Another amazing feature of the (trapeza) is a Russian furnace stove. The Russian stove once fired up and heated retains and distributes the heat up to 12 hours. All these structural designs made from the environment adds a refreshing and earth friendly atmosphere.
Tour of Holy Archangel Michael and All Angels Skete
Trails and Ponds
Much of traditional monastic life in Greece, Serbia, Russia and Alaska was in the setting of forests and streams. The site for the future monastery has 65-acres of forest, trails, a creek and two ponds. In addition, there are 15-acres of pasture for farming, gardening, and grazing.
The trees vary between sycamore, cedar, walnut, hickory, oak, pine and some Osage orange. Throughout the property there are carefully laid out grassy trails 5-6 yards wide. Along the way, one can find many natural herbs, mushrooms, and wild flowers. (Of course, it is Missouri! So, caution must be taken for poison ivy and insect repellant). Click here for a natural remedy for insect repellant.
Along the trails, you will find pond, nearly an acre in size, stocked with bass, catfish, and crappie. With a sandy entrance, it is ideal for baptisms or wading in the water on a hot day. A dock and a row boat provide immediate places from which to fish. Nearby there is a smaller gold fish pond. It will likely be an ideal place for cultivating tilapia fish as a source of protein.
The two log cabins will likely be used initially as guest cells. Constructed from near-by timber, they provide an aesthetic quality consistent with monastic values – i.e. that the structures of the monastery should be harmonious with the natural environment. The furniture is made from local trees. Later, they will likely be used as monastic “cells”.

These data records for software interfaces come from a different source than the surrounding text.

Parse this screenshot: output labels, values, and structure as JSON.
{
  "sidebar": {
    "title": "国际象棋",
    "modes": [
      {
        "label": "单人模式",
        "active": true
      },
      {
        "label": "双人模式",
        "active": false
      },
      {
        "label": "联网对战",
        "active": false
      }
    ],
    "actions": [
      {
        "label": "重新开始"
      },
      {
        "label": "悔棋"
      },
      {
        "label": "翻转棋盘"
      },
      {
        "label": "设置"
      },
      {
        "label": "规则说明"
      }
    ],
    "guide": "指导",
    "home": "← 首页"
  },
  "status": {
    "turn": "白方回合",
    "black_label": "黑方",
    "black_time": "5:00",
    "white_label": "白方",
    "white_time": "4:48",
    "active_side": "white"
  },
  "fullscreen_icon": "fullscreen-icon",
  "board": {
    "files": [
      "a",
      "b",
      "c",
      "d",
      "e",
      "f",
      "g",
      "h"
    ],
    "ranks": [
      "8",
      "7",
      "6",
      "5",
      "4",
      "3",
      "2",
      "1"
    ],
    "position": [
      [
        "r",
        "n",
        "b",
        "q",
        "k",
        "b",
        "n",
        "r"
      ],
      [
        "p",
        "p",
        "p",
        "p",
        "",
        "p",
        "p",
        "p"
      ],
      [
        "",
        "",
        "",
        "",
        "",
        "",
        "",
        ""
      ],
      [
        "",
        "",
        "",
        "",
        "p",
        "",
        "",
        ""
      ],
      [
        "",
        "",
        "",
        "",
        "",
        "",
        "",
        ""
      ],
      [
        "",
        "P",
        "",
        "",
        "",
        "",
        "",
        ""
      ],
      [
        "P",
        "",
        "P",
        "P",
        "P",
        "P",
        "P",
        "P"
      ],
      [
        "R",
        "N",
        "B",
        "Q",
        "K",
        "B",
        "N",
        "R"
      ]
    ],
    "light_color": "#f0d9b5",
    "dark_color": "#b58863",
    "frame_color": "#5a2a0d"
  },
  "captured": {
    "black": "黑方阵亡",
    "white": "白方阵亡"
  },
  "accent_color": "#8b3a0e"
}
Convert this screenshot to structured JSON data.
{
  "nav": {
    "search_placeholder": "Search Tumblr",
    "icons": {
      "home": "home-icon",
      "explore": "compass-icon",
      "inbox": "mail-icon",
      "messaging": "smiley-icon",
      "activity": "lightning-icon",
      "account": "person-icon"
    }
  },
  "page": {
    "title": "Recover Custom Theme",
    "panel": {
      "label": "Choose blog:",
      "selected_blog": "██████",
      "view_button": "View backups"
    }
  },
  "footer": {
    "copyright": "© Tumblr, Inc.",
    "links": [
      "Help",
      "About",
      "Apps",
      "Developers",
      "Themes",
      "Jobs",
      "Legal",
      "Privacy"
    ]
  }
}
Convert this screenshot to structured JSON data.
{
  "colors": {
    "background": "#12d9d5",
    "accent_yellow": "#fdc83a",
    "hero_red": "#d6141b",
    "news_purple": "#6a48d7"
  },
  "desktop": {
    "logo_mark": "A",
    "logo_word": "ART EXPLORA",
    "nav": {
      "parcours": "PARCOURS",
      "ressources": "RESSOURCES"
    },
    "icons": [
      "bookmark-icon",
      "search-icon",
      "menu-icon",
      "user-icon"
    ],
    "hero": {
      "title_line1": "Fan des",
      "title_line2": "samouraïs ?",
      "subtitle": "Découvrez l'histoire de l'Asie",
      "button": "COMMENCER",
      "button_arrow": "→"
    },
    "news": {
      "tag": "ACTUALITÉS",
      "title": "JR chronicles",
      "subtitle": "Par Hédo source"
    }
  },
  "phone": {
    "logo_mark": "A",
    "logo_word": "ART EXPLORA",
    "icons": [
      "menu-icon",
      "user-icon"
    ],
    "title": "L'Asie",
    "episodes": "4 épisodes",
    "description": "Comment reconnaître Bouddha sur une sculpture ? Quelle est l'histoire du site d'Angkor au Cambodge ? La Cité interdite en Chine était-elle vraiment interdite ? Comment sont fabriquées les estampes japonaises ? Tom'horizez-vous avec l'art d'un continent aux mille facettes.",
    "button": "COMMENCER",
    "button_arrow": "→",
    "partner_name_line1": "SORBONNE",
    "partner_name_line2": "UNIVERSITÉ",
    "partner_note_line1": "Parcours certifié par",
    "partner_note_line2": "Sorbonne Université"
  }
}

The third cabin has served as a tool shed in the past. But it will be converted into a third “cell”. The word cell is based on the idea of a communal beehive. Even the prisons borrowed monastic words for their living quarters. A “penitentiary” was originally the idea of a place to repent or to be ”penitential.” Their use of the word cell came from this original monastic context.